Obsessive grape-growing stories like these have a way of making their way into the Napa Valley underground, often drawing the attention of the most innovative winemakers on the Silverado Trail. Soon after Jay Buoncristiani heard the story, he made his way to Oak Knoll to meet the orthodontist-turned-grape-grower, hoping to buy some fruit for his family’s Buoncristiani Winery. But when “J-Bone” saw first-hand how meticulously Scott Asbill was farming his vineyard, the winemaker decided to do one better. He and Asbill agreed to team up to make just a few hundred cases of Cabernet. Asbill named his brand Penché, for the leaning oak tree.
The Asbills’ vineyard sits in the middle of one of the wider points of the Napa Valley. Like most of the valley floor in the surrounding Oak Knoll District, the vineyard is planted on alluvial soils intermixed with gravel and clay. As the Oak Knoll District is far enough south to take full advantage of the morning fog that drifts in on summer mornings from the San Pablo Bay, even in a warm vintage like 2007 that moderating influence took the sting out of the summer sun, allowing Asbill to delay harvest until early October, making for the sensational 2007 Penché “Argent” Proprietary Red.
Jay Buoncristiani’s 2007 Penché “Argent” is dark purple. Still primary and quite youthful aromatically, showing little sign of its six years of bottle age. Infused with precise aromas of black cherry, black raspberry, mocha, clove, and cedar. Rich, dense, yet now beautifully composed. Packed with crushed black- and red-fruit preserves. All of the opulence of the vintage buttressed by fine, dusty tannins. Arguing, as Wine Spectator did, for another 5-7 years of cellar slumber.
92 points from Wine Spectator. $58 on release. Just $32 for a very short time this morning — ONLY on WineAccess. Total production: 260 cases. The last 300 bottles of the vintage are now up for grabs.
Ordered 2 cases last year - should have ordered 10 cases - gets better every time we enjoy it - only a couple of bottles left. :-(
Wine had turned on it way to a good vinegar. 0 stars. Great disappointment.
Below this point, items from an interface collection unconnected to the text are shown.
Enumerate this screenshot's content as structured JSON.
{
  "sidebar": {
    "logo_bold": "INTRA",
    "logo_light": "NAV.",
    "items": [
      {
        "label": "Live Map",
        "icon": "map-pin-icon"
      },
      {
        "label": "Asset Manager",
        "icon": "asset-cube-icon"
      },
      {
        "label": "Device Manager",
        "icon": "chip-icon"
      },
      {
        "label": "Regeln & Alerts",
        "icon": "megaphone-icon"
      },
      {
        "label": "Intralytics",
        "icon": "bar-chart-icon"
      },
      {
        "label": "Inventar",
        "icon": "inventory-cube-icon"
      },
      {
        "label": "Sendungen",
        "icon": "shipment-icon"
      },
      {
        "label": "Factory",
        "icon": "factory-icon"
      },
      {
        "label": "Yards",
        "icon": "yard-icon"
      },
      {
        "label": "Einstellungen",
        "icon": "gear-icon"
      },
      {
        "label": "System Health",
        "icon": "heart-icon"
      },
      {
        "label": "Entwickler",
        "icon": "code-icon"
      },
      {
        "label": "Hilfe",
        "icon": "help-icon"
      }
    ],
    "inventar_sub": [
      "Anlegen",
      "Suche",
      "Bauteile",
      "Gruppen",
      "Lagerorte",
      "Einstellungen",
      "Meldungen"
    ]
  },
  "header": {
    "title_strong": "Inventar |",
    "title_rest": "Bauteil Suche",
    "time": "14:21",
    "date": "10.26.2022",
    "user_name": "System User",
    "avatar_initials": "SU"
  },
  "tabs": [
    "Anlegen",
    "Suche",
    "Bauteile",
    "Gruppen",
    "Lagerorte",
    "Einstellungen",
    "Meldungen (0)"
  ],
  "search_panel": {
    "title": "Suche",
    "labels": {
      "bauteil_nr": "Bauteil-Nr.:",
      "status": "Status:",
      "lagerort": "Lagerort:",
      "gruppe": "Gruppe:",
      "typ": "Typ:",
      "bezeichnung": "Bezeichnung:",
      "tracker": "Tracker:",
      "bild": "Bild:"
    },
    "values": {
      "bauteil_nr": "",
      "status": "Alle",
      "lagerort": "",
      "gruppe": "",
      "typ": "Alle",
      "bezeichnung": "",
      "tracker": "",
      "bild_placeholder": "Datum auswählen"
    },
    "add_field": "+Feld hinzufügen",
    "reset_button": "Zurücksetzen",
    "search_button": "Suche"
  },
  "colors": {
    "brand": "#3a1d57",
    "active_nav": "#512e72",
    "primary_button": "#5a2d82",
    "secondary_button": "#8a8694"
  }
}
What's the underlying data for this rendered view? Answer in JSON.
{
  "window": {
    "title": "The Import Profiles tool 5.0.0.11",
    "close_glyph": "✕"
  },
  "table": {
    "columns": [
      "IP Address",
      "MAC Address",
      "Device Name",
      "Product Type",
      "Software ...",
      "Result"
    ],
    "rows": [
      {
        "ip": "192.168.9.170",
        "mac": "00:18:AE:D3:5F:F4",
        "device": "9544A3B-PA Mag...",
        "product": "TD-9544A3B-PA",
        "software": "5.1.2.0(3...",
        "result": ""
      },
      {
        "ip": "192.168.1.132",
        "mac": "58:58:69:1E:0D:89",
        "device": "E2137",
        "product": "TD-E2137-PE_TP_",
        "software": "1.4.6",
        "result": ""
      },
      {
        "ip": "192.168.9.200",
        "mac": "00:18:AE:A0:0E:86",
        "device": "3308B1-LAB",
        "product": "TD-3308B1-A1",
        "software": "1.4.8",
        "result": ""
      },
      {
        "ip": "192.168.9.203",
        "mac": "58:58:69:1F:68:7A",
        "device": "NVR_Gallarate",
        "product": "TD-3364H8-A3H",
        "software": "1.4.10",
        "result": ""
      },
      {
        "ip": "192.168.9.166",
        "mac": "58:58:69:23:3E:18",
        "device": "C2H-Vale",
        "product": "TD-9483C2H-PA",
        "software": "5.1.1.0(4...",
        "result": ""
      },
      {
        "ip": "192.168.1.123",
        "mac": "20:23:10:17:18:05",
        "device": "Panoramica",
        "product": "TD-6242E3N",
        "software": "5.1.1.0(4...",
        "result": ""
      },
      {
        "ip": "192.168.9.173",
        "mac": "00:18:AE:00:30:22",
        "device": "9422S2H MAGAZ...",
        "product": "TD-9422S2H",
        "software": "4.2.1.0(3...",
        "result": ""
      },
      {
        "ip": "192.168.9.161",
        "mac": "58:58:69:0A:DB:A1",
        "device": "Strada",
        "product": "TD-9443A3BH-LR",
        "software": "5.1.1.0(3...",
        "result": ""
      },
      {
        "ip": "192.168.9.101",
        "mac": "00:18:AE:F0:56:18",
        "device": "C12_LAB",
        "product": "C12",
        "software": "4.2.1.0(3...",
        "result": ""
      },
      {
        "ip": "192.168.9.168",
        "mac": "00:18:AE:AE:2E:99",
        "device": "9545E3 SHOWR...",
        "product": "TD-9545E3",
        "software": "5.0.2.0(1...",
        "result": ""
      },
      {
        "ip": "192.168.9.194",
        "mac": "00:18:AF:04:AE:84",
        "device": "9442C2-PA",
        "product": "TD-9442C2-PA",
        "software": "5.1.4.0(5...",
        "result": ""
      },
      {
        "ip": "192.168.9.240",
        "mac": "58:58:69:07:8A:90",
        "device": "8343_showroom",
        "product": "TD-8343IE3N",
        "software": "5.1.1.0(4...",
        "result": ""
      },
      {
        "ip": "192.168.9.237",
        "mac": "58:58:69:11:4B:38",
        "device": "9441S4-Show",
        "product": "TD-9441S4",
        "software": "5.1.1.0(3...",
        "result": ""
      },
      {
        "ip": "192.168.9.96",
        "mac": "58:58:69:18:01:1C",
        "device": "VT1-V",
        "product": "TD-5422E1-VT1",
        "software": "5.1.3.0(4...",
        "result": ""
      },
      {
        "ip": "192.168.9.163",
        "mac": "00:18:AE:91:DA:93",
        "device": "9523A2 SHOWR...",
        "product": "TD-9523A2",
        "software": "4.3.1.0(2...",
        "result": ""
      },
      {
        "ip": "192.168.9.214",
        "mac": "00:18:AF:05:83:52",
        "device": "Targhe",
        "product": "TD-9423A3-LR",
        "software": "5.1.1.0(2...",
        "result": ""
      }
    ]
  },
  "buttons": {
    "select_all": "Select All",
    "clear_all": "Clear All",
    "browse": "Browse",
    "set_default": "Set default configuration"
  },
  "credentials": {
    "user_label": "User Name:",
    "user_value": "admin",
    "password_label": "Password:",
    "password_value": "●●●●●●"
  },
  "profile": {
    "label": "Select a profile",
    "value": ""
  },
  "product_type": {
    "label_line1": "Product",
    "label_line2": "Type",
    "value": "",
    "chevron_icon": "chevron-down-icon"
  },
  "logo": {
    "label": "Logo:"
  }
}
Deep brooding nose: Blueberry, blackberry, hints of vanilla and cedar. Clean, pure fruit-forward. Much too soft and fruity, Nice structure faintly emerges on the back end, and towards the end of the glass. A lot appears to be going on beneath, but right now its flat and uni-dimensional with no length, depth, character, intensity or complexity. Appears dumb. Hopefully it will wake up and come to life! Fascinating, This wine continues to ramp up. Each day it gains weight and complexity. While neither intense nor profound, it's no longer flat or uni dimensional. As a quiet wine, its rather intriguing. Now at day 8, it has only gotten better, even some elements of the nose are preserved, confirming its dormancy.
We noticed that the credit card number you entered matches one of your saved credit cards. We’ve updated your saved card with the new information.